»»
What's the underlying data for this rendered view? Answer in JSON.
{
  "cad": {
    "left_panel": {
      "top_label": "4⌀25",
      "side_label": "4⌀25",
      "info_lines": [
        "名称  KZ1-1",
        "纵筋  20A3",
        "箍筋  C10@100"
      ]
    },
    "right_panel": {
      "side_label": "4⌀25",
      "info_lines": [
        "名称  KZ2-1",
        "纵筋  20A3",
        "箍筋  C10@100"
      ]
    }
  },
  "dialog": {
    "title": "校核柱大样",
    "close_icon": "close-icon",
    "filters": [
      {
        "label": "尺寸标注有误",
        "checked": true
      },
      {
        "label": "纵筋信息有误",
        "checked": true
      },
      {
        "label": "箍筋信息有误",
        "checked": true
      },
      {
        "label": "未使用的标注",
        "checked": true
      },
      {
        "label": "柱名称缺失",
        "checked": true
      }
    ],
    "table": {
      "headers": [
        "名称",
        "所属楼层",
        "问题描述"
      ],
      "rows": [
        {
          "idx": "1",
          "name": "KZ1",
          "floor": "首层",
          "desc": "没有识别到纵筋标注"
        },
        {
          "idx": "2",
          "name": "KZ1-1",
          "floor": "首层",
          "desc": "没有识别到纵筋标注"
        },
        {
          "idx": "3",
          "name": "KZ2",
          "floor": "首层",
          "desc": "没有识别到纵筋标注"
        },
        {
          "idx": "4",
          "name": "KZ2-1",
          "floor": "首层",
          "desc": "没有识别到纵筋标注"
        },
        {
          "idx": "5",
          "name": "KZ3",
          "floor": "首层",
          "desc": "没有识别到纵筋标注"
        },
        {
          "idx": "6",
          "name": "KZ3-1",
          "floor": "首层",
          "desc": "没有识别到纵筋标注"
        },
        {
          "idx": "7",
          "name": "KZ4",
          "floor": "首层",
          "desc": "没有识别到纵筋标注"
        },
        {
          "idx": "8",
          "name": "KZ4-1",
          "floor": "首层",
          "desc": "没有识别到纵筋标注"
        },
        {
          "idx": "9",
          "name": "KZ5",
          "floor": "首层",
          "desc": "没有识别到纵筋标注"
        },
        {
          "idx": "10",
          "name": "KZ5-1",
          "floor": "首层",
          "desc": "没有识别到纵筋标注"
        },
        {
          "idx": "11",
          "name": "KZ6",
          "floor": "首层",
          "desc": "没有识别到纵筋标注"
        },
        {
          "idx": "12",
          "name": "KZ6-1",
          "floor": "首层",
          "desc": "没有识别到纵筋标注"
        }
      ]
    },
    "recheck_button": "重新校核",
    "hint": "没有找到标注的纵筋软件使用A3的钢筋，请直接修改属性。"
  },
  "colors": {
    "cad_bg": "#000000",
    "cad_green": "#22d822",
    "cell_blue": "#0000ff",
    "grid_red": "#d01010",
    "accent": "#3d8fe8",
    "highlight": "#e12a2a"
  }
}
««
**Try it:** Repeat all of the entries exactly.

**Answer to this exercise:**
What's the underlying data for this rendered view? Answer in JSON.
{
  "cad": {
    "left_panel": {
      "top_label": "4⌀25",
      "side_label": "4⌀25",
      "info_lines": [
        "名称  KZ1-1",
        "纵筋  20A3",
        "箍筋  C10@100"
      ]
    },
    "right_panel": {
      "side_label": "4⌀25",
      "info_lines": [
        "名称  KZ2-1",
        "纵筋  20A3",
        "箍筋  C10@100"
      ]
    }
  },
  "dialog": {
    "title": "校核柱大样",
    "close_icon": "close-icon",
    "filters": [
      {
        "label": "尺寸标注有误",
        "checked": true
      },
      {
        "label": "纵筋信息有误",
        "checked": true
      },
      {
        "label": "箍筋信息有误",
        "checked": true
      },
      {
        "label": "未使用的标注",
        "checked": true
      },
      {
        "label": "柱名称缺失",
        "checked": true
      }
    ],
    "table": {
      "headers": [
        "名称",
        "所属楼层",
        "问题描述"
      ],
      "rows": [
        {
          "idx": "1",
          "name": "KZ1",
          "floor": "首层",
          "desc": "没有识别到纵筋标注"
        },
        {
          "idx": "2",
          "name": "KZ1-1",
          "floor": "首层",
          "desc": "没有识别到纵筋标注"
        },
        {
          "idx": "3",
          "name": "KZ2",
          "floor": "首层",
          "desc": "没有识别到纵筋标注"
        },
        {
          "idx": "4",
          "name": "KZ2-1",
          "floor": "首层",
          "desc": "没有识别到纵筋标注"
        },
        {
          "idx": "5",
          "name": "KZ3",
          "floor": "首层",
          "desc": "没有识别到纵筋标注"
        },
        {
          "idx": "6",
          "name": "KZ3-1",
          "floor": "首层",
          "desc": "没有识别到纵筋标注"
        },
        {
          "idx": "7",
          "name": "KZ4",
          "floor": "首层",
          "desc": "没有识别到纵筋标注"
        },
        {
          "idx": "8",
          "name": "KZ4-1",
          "floor": "首层",
          "desc": "没有识别到纵筋标注"
        },
        {
          "idx": "9",
          "name": "KZ5",
          "floor": "首层",
          "desc": "没有识别到纵筋标注"
        },
        {
          "idx": "10",
          "name": "KZ5-1",
          "floor": "首层",
          "desc": "没有识别到纵筋标注"
        },
        {
          "idx": "11",
          "name": "KZ6",
          "floor": "首层",
          "desc": "没有识别到纵筋标注"
        },
        {
          "idx": "12",
          "name": "KZ6-1",
          "floor": "首层",
          "desc": "没有识别到纵筋标注"
        }
      ]
    },
    "recheck_button": "重新校核",
    "hint": "没有找到标注的纵筋软件使用A3的钢筋，请直接修改属性。"
  },
  "colors": {
    "cad_bg": "#000000",
    "cad_green": "#22d822",
    "cell_blue": "#0000ff",
    "grid_red": "#d01010",
    "accent": "#3d8fe8",
    "highlight": "#e12a2a"
  }
}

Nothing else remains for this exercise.